What you have to do: All records that follow are to be output exactly.

::::::::::

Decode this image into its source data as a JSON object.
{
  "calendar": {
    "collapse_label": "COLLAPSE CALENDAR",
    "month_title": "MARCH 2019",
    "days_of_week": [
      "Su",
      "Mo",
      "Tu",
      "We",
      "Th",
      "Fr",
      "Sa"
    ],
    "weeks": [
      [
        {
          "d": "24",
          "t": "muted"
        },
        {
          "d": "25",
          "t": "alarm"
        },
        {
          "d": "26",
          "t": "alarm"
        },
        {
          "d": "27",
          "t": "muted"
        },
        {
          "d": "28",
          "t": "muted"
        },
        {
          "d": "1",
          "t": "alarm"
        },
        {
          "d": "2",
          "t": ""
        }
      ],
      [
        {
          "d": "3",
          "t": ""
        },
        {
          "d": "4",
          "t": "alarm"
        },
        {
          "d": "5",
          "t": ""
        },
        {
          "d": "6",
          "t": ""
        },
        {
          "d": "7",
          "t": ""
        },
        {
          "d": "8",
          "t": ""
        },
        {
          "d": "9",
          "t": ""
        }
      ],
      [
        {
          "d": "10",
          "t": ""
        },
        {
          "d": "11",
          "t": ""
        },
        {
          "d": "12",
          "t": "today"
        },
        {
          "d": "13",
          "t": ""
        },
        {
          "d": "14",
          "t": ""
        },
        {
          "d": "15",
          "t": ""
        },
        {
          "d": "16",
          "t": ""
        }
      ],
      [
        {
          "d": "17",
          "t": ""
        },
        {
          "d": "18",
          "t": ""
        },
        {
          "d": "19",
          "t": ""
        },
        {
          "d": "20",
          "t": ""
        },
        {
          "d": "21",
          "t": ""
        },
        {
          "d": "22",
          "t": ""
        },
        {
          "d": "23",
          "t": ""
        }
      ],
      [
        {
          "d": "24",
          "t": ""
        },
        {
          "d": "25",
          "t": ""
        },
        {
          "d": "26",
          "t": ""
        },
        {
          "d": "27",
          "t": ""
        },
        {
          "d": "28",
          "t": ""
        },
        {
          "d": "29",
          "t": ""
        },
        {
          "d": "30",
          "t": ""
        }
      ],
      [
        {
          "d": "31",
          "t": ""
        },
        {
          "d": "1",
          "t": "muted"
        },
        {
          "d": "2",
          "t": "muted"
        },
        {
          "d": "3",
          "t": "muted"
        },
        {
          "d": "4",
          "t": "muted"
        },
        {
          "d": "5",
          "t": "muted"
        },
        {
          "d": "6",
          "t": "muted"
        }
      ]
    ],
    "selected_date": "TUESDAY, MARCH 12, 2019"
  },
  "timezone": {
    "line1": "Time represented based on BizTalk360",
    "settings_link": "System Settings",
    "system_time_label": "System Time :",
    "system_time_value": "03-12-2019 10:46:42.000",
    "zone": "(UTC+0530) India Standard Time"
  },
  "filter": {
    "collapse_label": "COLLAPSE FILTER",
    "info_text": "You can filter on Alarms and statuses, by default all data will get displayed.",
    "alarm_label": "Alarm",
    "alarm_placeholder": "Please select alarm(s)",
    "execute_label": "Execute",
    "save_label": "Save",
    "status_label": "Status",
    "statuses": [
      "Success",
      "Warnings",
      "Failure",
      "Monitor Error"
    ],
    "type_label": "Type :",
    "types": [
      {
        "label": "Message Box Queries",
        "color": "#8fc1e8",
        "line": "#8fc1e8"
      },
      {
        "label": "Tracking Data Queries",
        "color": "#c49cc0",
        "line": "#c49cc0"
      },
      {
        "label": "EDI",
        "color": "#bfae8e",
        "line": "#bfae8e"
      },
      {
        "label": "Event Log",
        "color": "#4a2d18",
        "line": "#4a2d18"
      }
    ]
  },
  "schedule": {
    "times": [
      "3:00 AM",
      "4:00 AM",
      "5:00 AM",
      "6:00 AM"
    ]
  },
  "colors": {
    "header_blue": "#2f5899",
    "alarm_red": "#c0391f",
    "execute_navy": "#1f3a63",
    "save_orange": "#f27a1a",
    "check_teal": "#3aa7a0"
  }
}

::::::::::

Completed task:
Decode this image into its source data as a JSON object.
{
  "calendar": {
    "collapse_label": "COLLAPSE CALENDAR",
    "month_title": "MARCH 2019",
    "days_of_week": [
      "Su",
      "Mo",
      "Tu",
      "We",
      "Th",
      "Fr",
      "Sa"
    ],
    "weeks": [
      [
        {
          "d": "24",
          "t": "muted"
        },
        {
          "d": "25",
          "t": "alarm"
        },
        {
          "d": "26",
          "t": "alarm"
        },
        {
          "d": "27",
          "t": "muted"
        },
        {
          "d": "28",
          "t": "muted"
        },
        {
          "d": "1",
          "t": "alarm"
        },
        {
          "d": "2",
          "t": ""
        }
      ],
      [
        {
          "d": "3",
          "t": ""
        },
        {
          "d": "4",
          "t": "alarm"
        },
        {
          "d": "5",
          "t": ""
        },
        {
          "d": "6",
          "t": ""
        },
        {
          "d": "7",
          "t": ""
        },
        {
          "d": "8",
          "t": ""
        },
        {
          "d": "9",
          "t": ""
        }
      ],
      [
        {
          "d": "10",
          "t": ""
        },
        {
          "d": "11",
          "t": ""
        },
        {
          "d": "12",
          "t": "today"
        },
        {
          "d": "13",
          "t": ""
        },
        {
          "d": "14",
          "t": ""
        },
        {
          "d": "15",
          "t": ""
        },
        {
          "d": "16",
          "t": ""
        }
      ],
      [
        {
          "d": "17",
          "t": ""
        },
        {
          "d": "18",
          "t": ""
        },
        {
          "d": "19",
          "t": ""
        },
        {
          "d": "20",
          "t": ""
        },
        {
          "d": "21",
          "t": ""
        },
        {
          "d": "22",
          "t": ""
        },
        {
          "d": "23",
          "t": ""
        }
      ],
      [
        {
          "d": "24",
          "t": ""
        },
        {
          "d": "25",
          "t": ""
        },
        {
          "d": "26",
          "t": ""
        },
        {
          "d": "27",
          "t": ""
        },
        {
          "d": "28",
          "t": ""
        },
        {
          "d": "29",
          "t": ""
        },
        {
          "d": "30",
          "t": ""
        }
      ],
      [
        {
          "d": "31",
          "t": ""
        },
        {
          "d": "1",
          "t": "muted"
        },
        {
          "d": "2",
          "t": "muted"
        },
        {
          "d": "3",
          "t": "muted"
        },
        {
          "d": "4",
          "t": "muted"
        },
        {
          "d": "5",
          "t": "muted"
        },
        {
          "d": "6",
          "t": "muted"
        }
      ]
    ],
    "selected_date": "TUESDAY, MARCH 12, 2019"
  },
  "timezone": {
    "line1": "Time represented based on BizTalk360",
    "settings_link": "System Settings",
    "system_time_label": "System Time :",
    "system_time_value": "03-12-2019 10:46:42.000",
    "zone": "(UTC+0530) India Standard Time"
  },
  "filter": {
    "collapse_label": "COLLAPSE FILTER",
    "info_text": "You can filter on Alarms and statuses, by default all data will get displayed.",
    "alarm_label": "Alarm",
    "alarm_placeholder": "Please select alarm(s)",
    "execute_label": "Execute",
    "save_label": "Save",
    "status_label": "Status",
    "statuses": [
      "Success",
      "Warnings",
      "Failure",
      "Monitor Error"
    ],
    "type_label": "Type :",
    "types": [
      {
        "label": "Message Box Queries",
        "color": "#8fc1e8",
        "line": "#8fc1e8"
      },
      {
        "label": "Tracking Data Queries",
        "color": "#c49cc0",
        "line": "#c49cc0"
      },
      {
        "label": "EDI",
        "color": "#bfae8e",
        "line": "#bfae8e"
      },
      {
        "label": "Event Log",
        "color": "#4a2d18",
        "line": "#4a2d18"
      }
    ]
  },
  "schedule": {
    "times": [
      "3:00 AM",
      "4:00 AM",
      "5:00 AM",
      "6:00 AM"
    ]
  },
  "colors": {
    "header_blue": "#2f5899",
    "alarm_red": "#c0391f",
    "execute_navy": "#1f3a63",
    "save_orange": "#f27a1a",
    "check_teal": "#3aa7a0"
  }
}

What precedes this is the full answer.